- **Instructions to follow**:
The records below are split into lines. How many of those lines contain the string "JSON"? Reply with the number only.

- **Extracted material**:
>>>
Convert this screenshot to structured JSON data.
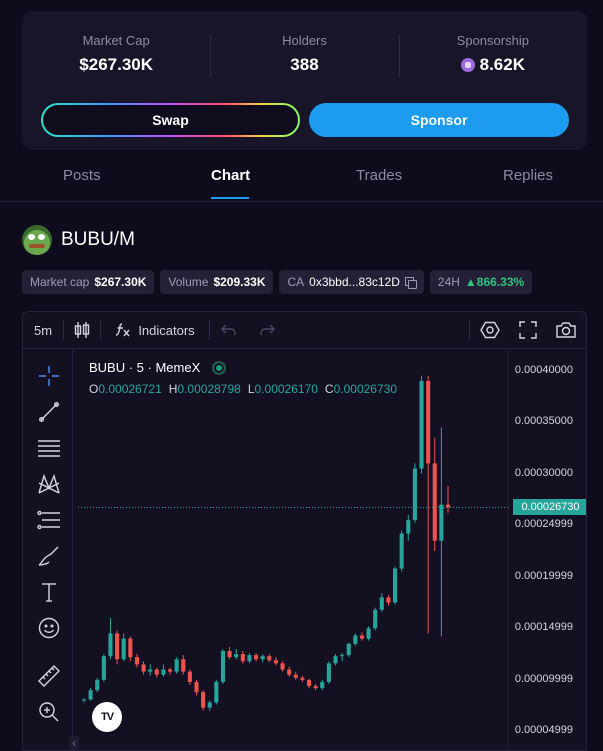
{
  "stats": [
    {
      "label": "Market Cap",
      "value": "$267.30K"
    },
    {
      "label": "Holders",
      "value": "388"
    },
    {
      "label": "Sponsorship",
      "value": "8.62K",
      "icon": "sponsor-coin-icon"
    }
  ],
  "actions": {
    "swap_label": "Swap",
    "sponsor_label": "Sponsor"
  },
  "tabs": [
    {
      "label": "Posts",
      "active": false
    },
    {
      "label": "Chart",
      "active": true
    },
    {
      "label": "Trades",
      "active": false
    },
    {
      "label": "Replies",
      "active": false
    }
  ],
  "token": {
    "name": "BUBU/M",
    "avatar_icon": "pepe-avatar-icon"
  },
  "chips": {
    "market_cap": {
      "label": "Market cap",
      "value": "$267.30K"
    },
    "volume": {
      "label": "Volume",
      "value": "$209.33K"
    },
    "ca": {
      "label": "CA",
      "value": "0x3bbd...83c12D"
    },
    "change": {
      "label": "24H",
      "value": "866.33%",
      "arrow": "▲"
    }
  },
  "toolbar": {
    "interval": "5m",
    "indicators_label": "Indicators"
  },
  "chart_header": {
    "symbol": "BUBU · 5 · MemeX",
    "ohlc": {
      "o_label": "O",
      "o": "0.00026721",
      "h_label": "H",
      "h": "0.00028798",
      "l_label": "L",
      "l": "0.00026170",
      "c_label": "C",
      "c": "0.00026730"
    }
  },
  "colors": {
    "up": "#26a69a",
    "down": "#ef5350",
    "accent": "#1d9bf0"
  },
  "chart_data": {
    "type": "candlestick",
    "ylim": [
      3e-05,
      0.00042
    ],
    "y_ticks": [
      "0.00040000",
      "0.00035000",
      "0.00030000",
      "0.00024999",
      "0.00019999",
      "0.00014999",
      "0.00009999",
      "0.00004999"
    ],
    "y_tick_values": [
      0.0004,
      0.00035,
      0.0003,
      0.00025,
      0.0002,
      0.00015,
      0.0001,
      5e-05
    ],
    "last_price": "0.00026730",
    "last_price_value": 0.0002673,
    "candles": [
      {
        "o": 8e-05,
        "h": 8.2e-05,
        "l": 7.8e-05,
        "c": 8.1e-05
      },
      {
        "o": 8.1e-05,
        "h": 9.2e-05,
        "l": 8e-05,
        "c": 9e-05
      },
      {
        "o": 9e-05,
        "h": 0.000102,
        "l": 8.8e-05,
        "c": 0.0001
      },
      {
        "o": 0.0001,
        "h": 0.000125,
        "l": 9.8e-05,
        "c": 0.000123
      },
      {
        "o": 0.000123,
        "h": 0.00016,
        "l": 0.00012,
        "c": 0.000145
      },
      {
        "o": 0.000145,
        "h": 0.000148,
        "l": 0.000115,
        "c": 0.00012
      },
      {
        "o": 0.00012,
        "h": 0.000145,
        "l": 0.000118,
        "c": 0.00014
      },
      {
        "o": 0.00014,
        "h": 0.000142,
        "l": 0.000118,
        "c": 0.000122
      },
      {
        "o": 0.000122,
        "h": 0.000125,
        "l": 0.000112,
        "c": 0.000115
      },
      {
        "o": 0.000115,
        "h": 0.000118,
        "l": 0.000105,
        "c": 0.000108
      },
      {
        "o": 0.000108,
        "h": 0.000115,
        "l": 0.000104,
        "c": 0.00011
      },
      {
        "o": 0.00011,
        "h": 0.000112,
        "l": 0.000102,
        "c": 0.000105
      },
      {
        "o": 0.000105,
        "h": 0.000115,
        "l": 0.000103,
        "c": 0.00011
      },
      {
        "o": 0.00011,
        "h": 0.000112,
        "l": 0.000105,
        "c": 0.000108
      },
      {
        "o": 0.000108,
        "h": 0.000122,
        "l": 0.000106,
        "c": 0.00012
      },
      {
        "o": 0.00012,
        "h": 0.000124,
        "l": 0.000105,
        "c": 0.000108
      },
      {
        "o": 0.000108,
        "h": 0.00011,
        "l": 9.5e-05,
        "c": 9.8e-05
      },
      {
        "o": 9.8e-05,
        "h": 0.0001,
        "l": 8.5e-05,
        "c": 8.8e-05
      },
      {
        "o": 8.8e-05,
        "h": 9e-05,
        "l": 7e-05,
        "c": 7.3e-05
      },
      {
        "o": 7.3e-05,
        "h": 8e-05,
        "l": 7e-05,
        "c": 7.8e-05
      },
      {
        "o": 7.8e-05,
        "h": 0.0001,
        "l": 7.6e-05,
        "c": 9.8e-05
      },
      {
        "o": 9.8e-05,
        "h": 0.00013,
        "l": 9.6e-05,
        "c": 0.000128
      },
      {
        "o": 0.000128,
        "h": 0.000132,
        "l": 0.00012,
        "c": 0.000122
      },
      {
        "o": 0.000122,
        "h": 0.00013,
        "l": 0.00012,
        "c": 0.000125
      },
      {
        "o": 0.000125,
        "h": 0.000128,
        "l": 0.000116,
        "c": 0.000118
      },
      {
        "o": 0.000118,
        "h": 0.000126,
        "l": 0.000116,
        "c": 0.000124
      },
      {
        "o": 0.000124,
        "h": 0.000126,
        "l": 0.000118,
        "c": 0.00012
      },
      {
        "o": 0.00012,
        "h": 0.000125,
        "l": 0.000117,
        "c": 0.000123
      },
      {
        "o": 0.000123,
        "h": 0.000125,
        "l": 0.000117,
        "c": 0.000119
      },
      {
        "o": 0.000119,
        "h": 0.000122,
        "l": 0.000114,
        "c": 0.000116
      },
      {
        "o": 0.000116,
        "h": 0.000118,
        "l": 0.000108,
        "c": 0.00011
      },
      {
        "o": 0.00011,
        "h": 0.000113,
        "l": 0.000103,
        "c": 0.000105
      },
      {
        "o": 0.000105,
        "h": 0.000108,
        "l": 0.0001,
        "c": 0.000102
      },
      {
        "o": 0.000102,
        "h": 0.000104,
        "l": 9.8e-05,
        "c": 0.0001
      },
      {
        "o": 0.0001,
        "h": 0.000101,
        "l": 9.2e-05,
        "c": 9.4e-05
      },
      {
        "o": 9.4e-05,
        "h": 9.6e-05,
        "l": 9e-05,
        "c": 9.2e-05
      },
      {
        "o": 9.2e-05,
        "h": 0.0001,
        "l": 9e-05,
        "c": 9.8e-05
      },
      {
        "o": 9.8e-05,
        "h": 0.000118,
        "l": 9.6e-05,
        "c": 0.000116
      },
      {
        "o": 0.000116,
        "h": 0.000125,
        "l": 0.000114,
        "c": 0.000123
      },
      {
        "o": 0.000123,
        "h": 0.000126,
        "l": 0.000118,
        "c": 0.000124
      },
      {
        "o": 0.000124,
        "h": 0.000136,
        "l": 0.000122,
        "c": 0.000135
      },
      {
        "o": 0.000135,
        "h": 0.000145,
        "l": 0.000133,
        "c": 0.000143
      },
      {
        "o": 0.000143,
        "h": 0.000146,
        "l": 0.000138,
        "c": 0.00014
      },
      {
        "o": 0.00014,
        "h": 0.000152,
        "l": 0.000138,
        "c": 0.00015
      },
      {
        "o": 0.00015,
        "h": 0.00017,
        "l": 0.000148,
        "c": 0.000168
      },
      {
        "o": 0.000168,
        "h": 0.000184,
        "l": 0.000166,
        "c": 0.00018
      },
      {
        "o": 0.00018,
        "h": 0.000182,
        "l": 0.000172,
        "c": 0.000175
      },
      {
        "o": 0.000175,
        "h": 0.00021,
        "l": 0.000173,
        "c": 0.000208
      },
      {
        "o": 0.000208,
        "h": 0.000245,
        "l": 0.000205,
        "c": 0.000242
      },
      {
        "o": 0.000242,
        "h": 0.00026,
        "l": 0.000235,
        "c": 0.000255
      },
      {
        "o": 0.000255,
        "h": 0.00031,
        "l": 0.000252,
        "c": 0.000305
      },
      {
        "o": 0.000305,
        "h": 0.000395,
        "l": 0.0003,
        "c": 0.00039
      },
      {
        "o": 0.00039,
        "h": 0.000395,
        "l": 0.000145,
        "c": 0.00031
      },
      {
        "o": 0.00031,
        "h": 0.000335,
        "l": 0.000225,
        "c": 0.000235
      },
      {
        "o": 0.000235,
        "h": 0.000345,
        "l": 0.000142,
        "c": 0.00027
      },
      {
        "o": 0.00027,
        "h": 0.000288,
        "l": 0.000262,
        "c": 0.0002673
      }
    ]
  }
}
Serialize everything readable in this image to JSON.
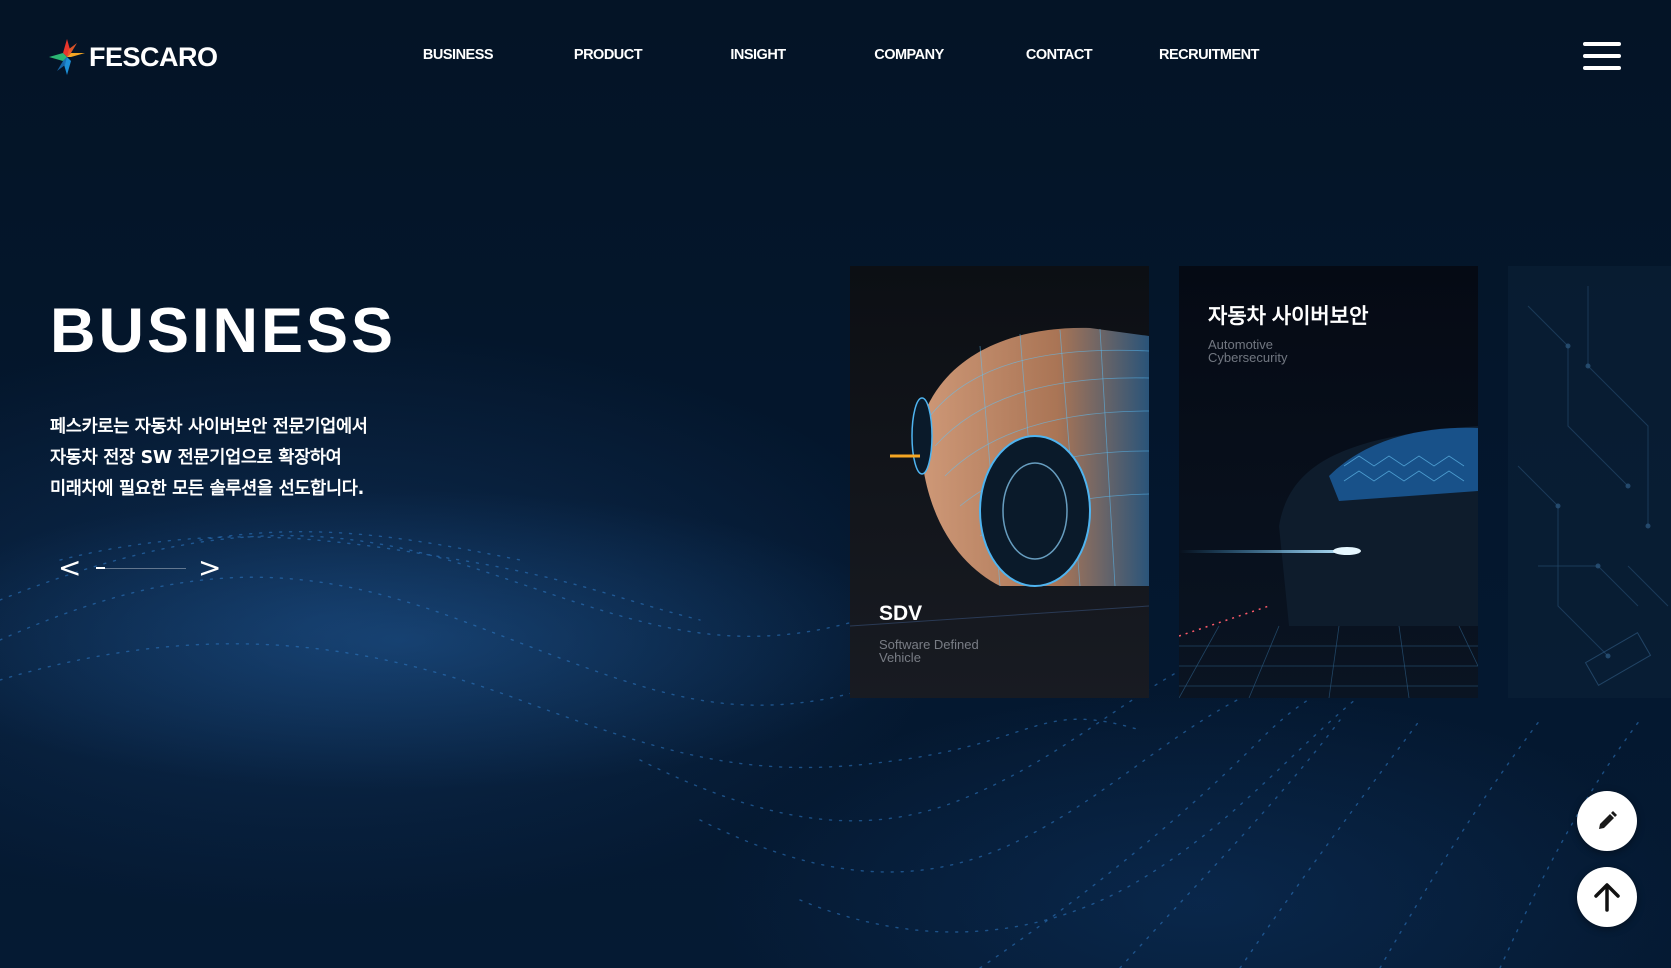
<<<
- **Answer to the exercise**:
2